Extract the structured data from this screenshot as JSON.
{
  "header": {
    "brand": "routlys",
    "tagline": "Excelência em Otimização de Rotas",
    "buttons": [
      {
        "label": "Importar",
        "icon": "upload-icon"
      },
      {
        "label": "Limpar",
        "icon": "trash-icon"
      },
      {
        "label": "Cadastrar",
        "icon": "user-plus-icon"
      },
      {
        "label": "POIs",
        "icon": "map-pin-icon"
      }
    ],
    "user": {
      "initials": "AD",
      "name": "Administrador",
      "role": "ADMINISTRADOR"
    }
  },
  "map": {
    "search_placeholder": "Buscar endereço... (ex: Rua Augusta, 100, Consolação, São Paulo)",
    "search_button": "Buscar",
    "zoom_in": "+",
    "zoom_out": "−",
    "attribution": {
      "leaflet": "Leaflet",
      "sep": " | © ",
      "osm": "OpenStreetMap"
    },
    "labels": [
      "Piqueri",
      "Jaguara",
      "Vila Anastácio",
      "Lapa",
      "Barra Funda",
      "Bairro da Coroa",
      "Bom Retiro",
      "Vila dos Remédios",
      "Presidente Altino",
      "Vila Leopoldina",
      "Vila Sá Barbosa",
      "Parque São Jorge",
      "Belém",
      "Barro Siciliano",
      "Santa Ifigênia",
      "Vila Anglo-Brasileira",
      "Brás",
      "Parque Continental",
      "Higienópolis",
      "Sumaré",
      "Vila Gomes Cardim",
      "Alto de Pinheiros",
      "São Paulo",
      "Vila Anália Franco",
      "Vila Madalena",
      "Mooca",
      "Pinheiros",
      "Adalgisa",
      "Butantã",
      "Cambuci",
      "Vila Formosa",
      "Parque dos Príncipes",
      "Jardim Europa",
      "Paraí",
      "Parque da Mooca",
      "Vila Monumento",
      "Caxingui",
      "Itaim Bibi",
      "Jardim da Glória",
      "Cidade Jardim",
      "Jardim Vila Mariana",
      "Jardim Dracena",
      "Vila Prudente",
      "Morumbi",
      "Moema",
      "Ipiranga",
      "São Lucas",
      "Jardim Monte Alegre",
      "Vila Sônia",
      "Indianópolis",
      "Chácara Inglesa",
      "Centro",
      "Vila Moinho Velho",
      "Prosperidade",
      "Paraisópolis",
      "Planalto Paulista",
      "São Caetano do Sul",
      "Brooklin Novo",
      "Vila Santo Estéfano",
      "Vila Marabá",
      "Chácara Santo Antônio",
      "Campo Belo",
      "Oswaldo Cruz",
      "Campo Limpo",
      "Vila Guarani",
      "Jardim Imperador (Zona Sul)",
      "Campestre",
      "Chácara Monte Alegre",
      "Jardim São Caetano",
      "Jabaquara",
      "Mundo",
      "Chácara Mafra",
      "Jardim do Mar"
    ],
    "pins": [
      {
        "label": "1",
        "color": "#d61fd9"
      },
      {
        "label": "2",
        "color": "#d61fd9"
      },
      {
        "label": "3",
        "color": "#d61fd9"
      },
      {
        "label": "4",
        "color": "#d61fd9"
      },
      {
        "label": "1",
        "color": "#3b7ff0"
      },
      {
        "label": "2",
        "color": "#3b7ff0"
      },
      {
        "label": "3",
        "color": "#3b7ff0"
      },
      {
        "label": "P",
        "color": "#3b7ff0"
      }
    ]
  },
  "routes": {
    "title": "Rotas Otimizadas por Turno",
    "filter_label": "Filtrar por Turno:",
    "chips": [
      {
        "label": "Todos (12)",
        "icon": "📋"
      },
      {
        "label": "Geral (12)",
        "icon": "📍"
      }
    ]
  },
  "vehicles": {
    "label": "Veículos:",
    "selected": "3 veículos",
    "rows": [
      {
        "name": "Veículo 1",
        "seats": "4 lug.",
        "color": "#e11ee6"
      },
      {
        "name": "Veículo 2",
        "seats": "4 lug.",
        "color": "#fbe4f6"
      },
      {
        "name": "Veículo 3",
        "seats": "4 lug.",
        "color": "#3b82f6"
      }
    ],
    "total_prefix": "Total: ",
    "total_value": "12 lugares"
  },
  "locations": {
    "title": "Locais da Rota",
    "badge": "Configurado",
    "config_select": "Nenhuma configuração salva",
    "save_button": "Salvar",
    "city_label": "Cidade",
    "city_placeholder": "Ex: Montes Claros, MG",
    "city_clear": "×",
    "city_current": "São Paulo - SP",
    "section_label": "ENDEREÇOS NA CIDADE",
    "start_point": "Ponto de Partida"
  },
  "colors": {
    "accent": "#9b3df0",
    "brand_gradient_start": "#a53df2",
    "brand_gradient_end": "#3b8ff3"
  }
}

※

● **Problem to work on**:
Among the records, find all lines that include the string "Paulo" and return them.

● **Solution to the exercise**:
    "search_placeholder": "Buscar endereço... (ex: Rua Augusta, 100, Consolação, São Paulo)",
      "São Paulo",
    "city_current": "São Paulo - SP",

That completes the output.